## About this exercise
Every record has to be written out exactly, with no line missing.

## Supplied material
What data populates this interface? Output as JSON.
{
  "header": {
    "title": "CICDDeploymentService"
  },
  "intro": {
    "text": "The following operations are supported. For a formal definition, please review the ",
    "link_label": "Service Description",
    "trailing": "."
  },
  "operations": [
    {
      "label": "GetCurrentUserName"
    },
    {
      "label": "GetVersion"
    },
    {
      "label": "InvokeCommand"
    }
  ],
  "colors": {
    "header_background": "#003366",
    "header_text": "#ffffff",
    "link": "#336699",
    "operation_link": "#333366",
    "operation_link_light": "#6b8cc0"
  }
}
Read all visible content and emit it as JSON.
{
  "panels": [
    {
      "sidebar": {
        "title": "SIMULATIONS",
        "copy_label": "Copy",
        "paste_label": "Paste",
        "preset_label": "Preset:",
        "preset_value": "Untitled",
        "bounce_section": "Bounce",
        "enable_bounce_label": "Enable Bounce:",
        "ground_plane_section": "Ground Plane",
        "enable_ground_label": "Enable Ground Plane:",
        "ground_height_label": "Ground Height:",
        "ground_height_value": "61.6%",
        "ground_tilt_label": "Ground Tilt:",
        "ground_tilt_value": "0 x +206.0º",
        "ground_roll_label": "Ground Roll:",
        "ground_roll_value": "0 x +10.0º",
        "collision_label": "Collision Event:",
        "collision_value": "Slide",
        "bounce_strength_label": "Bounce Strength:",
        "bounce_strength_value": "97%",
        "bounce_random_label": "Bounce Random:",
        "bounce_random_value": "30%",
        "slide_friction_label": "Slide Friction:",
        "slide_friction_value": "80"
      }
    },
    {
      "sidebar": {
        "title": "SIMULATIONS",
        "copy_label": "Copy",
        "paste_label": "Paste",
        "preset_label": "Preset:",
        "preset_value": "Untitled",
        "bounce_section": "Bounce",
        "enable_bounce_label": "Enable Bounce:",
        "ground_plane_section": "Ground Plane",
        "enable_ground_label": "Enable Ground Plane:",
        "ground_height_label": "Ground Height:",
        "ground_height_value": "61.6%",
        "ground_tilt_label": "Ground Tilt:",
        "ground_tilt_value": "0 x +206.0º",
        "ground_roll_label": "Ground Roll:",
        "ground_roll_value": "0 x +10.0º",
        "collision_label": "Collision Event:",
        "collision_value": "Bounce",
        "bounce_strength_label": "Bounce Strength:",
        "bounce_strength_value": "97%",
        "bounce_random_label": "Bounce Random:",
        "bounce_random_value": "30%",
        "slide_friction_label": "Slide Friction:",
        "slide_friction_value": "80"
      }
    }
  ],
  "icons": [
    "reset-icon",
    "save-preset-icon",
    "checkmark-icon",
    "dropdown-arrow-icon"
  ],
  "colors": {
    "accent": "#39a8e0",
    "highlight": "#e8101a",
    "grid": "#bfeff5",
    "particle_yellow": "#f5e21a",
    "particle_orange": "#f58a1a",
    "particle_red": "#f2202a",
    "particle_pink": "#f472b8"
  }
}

## Answer to the problem
What data populates this interface? Output as JSON.
{
  "header": {
    "title": "CICDDeploymentService"
  },
  "intro": {
    "text": "The following operations are supported. For a formal definition, please review the ",
    "link_label": "Service Description",
    "trailing": "."
  },
  "operations": [
    {
      "label": "GetCurrentUserName"
    },
    {
      "label": "GetVersion"
    },
    {
      "label": "InvokeCommand"
    }
  ],
  "colors": {
    "header_background": "#003366",
    "header_text": "#ffffff",
    "link": "#336699",
    "operation_link": "#333366",
    "operation_link_light": "#6b8cc0"
  }
}
Read all visible content and emit it as JSON.
{
  "panels": [
    {
      "sidebar": {
        "title": "SIMULATIONS",
        "copy_label": "Copy",
        "paste_label": "Paste",
        "preset_label": "Preset:",
        "preset_value": "Untitled",
        "bounce_section": "Bounce",
        "enable_bounce_label": "Enable Bounce:",
        "ground_plane_section": "Ground Plane",
        "enable_ground_label": "Enable Ground Plane:",
        "ground_height_label": "Ground Height:",
        "ground_height_value": "61.6%",
        "ground_tilt_label": "Ground Tilt:",
        "ground_tilt_value": "0 x +206.0º",
        "ground_roll_label": "Ground Roll:",
        "ground_roll_value": "0 x +10.0º",
        "collision_label": "Collision Event:",
        "collision_value": "Slide",
        "bounce_strength_label": "Bounce Strength:",
        "bounce_strength_value": "97%",
        "bounce_random_label": "Bounce Random:",
        "bounce_random_value": "30%",
        "slide_friction_label": "Slide Friction:",
        "slide_friction_value": "80"
      }
    },
    {
      "sidebar": {
        "title": "SIMULATIONS",
        "copy_label": "Copy",
        "paste_label": "Paste",
        "preset_label": "Preset:",
        "preset_value": "Untitled",
        "bounce_section": "Bounce",
        "enable_bounce_label": "Enable Bounce:",
        "ground_plane_section": "Ground Plane",
        "enable_ground_label": "Enable Ground Plane:",
        "ground_height_label": "Ground Height:",
        "ground_height_value": "61.6%",
        "ground_tilt_label": "Ground Tilt:",
        "ground_tilt_value": "0 x +206.0º",
        "ground_roll_label": "Ground Roll:",
        "ground_roll_value": "0 x +10.0º",
        "collision_label": "Collision Event:",
        "collision_value": "Bounce",
        "bounce_strength_label": "Bounce Strength:",
        "bounce_strength_value": "97%",
        "bounce_random_label": "Bounce Random:",
        "bounce_random_value": "30%",
        "slide_friction_label": "Slide Friction:",
        "slide_friction_value": "80"
      }
    }
  ],
  "icons": [
    "reset-icon",
    "save-preset-icon",
    "checkmark-icon",
    "dropdown-arrow-icon"
  ],
  "colors": {
    "accent": "#39a8e0",
    "highlight": "#e8101a",
    "grid": "#bfeff5",
    "particle_yellow": "#f5e21a",
    "particle_orange": "#f58a1a",
    "particle_red": "#f2202a",
    "particle_pink": "#f472b8"
  }
}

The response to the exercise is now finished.